I’m working on the third book in my Caribbean romantic suspense series, but getting in the zone has been difficult. In part because it has been ten years since I wrote the last of book. It’s set in the Caribbean on the island of St. Lucia. We had a home there for many years and I was on the island frequently. It was easy for me to imagine the settings, the smells, the sounds. We sold that house about the time the second book in the series was published. It’s harder to get into the Caribbean zone now.

My other problem is that my zone doesn’t happen all in one stretch. It comes and goes. Something like what happens to our Direct TV when we have a heavy rainstorm. This morning at my yoga class we settled into savasana, the deep relaxation at the end of the class. Suddenly I was in St. Lucia, in the Castries market place on a busy Saturday morning. This was not relaxing! I walked through the outside venders, past women under colorful umbrellas, piles of produce arranged around them. Past the fish guy, his cart full of this morning’s catch. Inside the market building, I headed for a booth in a dark corner where an old woman was selling herbs and bush remedies. I seemed to know where I was going. Clearly this was a scene I’m supposed to put in the book. Bush medicine is part of the story. But, accessing the zone during savasana?  Hello, Brain. You are not cooperating.

Why can’t I be more in the zone when I’m at my computer? Why do those moments seem to happen in the middle of a steamy shower, at 3 in the morning when I’m snugged into a warm bed, or on a long walk when I’m a mile from the house with no paper or pen in my pocket? It’s probably left and right brain issues. I’m wondering how I can make my computer space more Caribbean. Maybe that would help get my zone on a more reliable schedule.

Dialogue When a Character Can’t Speak

Before Laura and I worked yesterday she showed me the photo of the Easter eggs she and her husband made. She said they organized all the necessary components for dyeing eggs she’d boiled the day before. They had a pizza delivered, and then they made martinis and started coloring eggs. I imagine just about any activity is more fun with martinis. She said next year she’s having an Easter Egg Party. That sounds like fun.

Easter eggs don’t really have anything to do with script writing, but we usually spend the first ten minutes of each work session bringing each other up to date on what’s happened in our lives.

eggs - Laura

Yesterday we worked on a script after lunch, tweaking dialogue according to notes we got a week ago. We’re making progress.

A challenge with this script is that one of the characters can’t talk because he lost his tongue to cancer. Mute characters make dialogue tricky. The notes we got wanted us to ramp up the conflict between two of the characters; when one of them can’t speak we have limited options. He can write a note or someone else can speak for him. Or he can act his ass off. Maybe we can give him a bell or buzzer like that character in Breaking Bad. If this gets made into a movie, it will be a fabulous part for somebody.

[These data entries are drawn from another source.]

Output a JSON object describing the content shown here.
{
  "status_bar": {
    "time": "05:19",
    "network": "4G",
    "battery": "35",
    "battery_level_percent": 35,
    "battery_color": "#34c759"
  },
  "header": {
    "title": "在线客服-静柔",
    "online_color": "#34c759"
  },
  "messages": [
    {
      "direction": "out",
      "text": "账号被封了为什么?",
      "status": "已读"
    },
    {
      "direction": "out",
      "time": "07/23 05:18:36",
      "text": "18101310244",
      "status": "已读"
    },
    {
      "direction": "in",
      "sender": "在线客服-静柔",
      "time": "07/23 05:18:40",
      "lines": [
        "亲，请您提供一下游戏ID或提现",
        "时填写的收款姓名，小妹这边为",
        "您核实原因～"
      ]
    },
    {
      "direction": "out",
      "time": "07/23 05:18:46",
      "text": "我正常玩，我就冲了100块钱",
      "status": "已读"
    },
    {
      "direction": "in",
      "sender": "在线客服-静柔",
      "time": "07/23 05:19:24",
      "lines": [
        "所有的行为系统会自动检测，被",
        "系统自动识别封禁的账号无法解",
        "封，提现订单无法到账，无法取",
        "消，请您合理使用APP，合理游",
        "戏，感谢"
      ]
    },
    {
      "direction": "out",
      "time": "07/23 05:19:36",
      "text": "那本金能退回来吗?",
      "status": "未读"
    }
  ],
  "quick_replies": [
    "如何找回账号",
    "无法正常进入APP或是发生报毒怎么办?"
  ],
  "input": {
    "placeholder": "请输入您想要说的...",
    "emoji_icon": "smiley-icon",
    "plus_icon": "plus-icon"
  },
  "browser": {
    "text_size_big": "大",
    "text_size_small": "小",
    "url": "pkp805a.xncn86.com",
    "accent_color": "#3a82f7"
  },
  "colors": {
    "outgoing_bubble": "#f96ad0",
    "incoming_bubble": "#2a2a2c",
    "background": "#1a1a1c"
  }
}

We should probably watch The Piano, a film in which Holly Hunter plays a mute woman. However, she can sign. I remember that as being one of the most depressing movies I’d seen. Everyone came out of the theater silent and downcast. It won three Academy Awards out of ten nominations. So much for my discriminating taste.